“This is God’s country.” That’s what former Schweitzer owner James Brown used to say when he stood on the mountain’s 6,400-foot summit. Joelle Traynor, Brown’s granddaughter who grew up skiing at Schweitzer, says the place took his breath away like no other place could.
Even with Sandpoint, Idaho, population 7,500, located 20 minutes away, Traynor says you can always find unskied terrain at Schweitzer. The 2,900 skiable acres of terrain are a formidable opponent to better-known resorts, but this is largely a local’s spot.
Schweitzer is known for tree skiing. When the northwest fog engulfs the mountain, the tree lines are a saving grace, lighthouses in an ocean of white. Siberia, Headwall, and the trees to the left of J.R. are safe bets for some amazing snow and untouched lines. At Schweitzer, crowds are rarely a problem—but if you want to leave civilization behind, take the T-Bar and head over to the base of Big Blue peak to access the backcountry.
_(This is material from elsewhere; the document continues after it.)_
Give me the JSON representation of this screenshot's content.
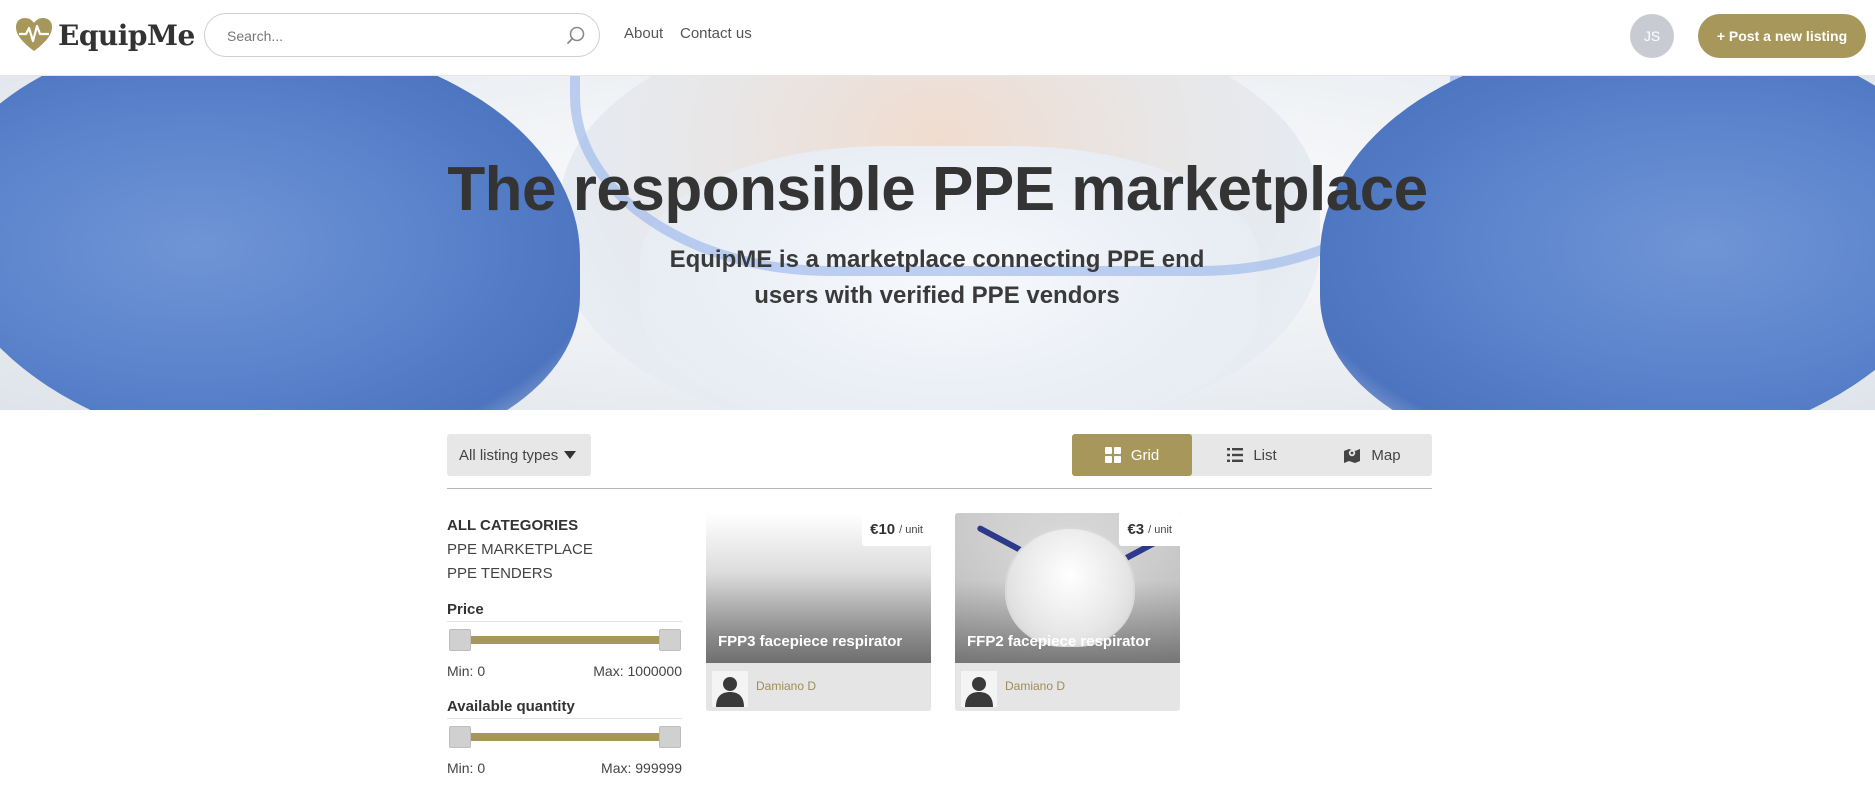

Swing by Outback Inn for a burger on your way back inbounds and relax by the bonfire for lunch. When Mother Nature is generous, the South and North Bowls provide the deepest, steepest terrain Schweitzer has to offer. Read more here.—Mychaela Nickoloff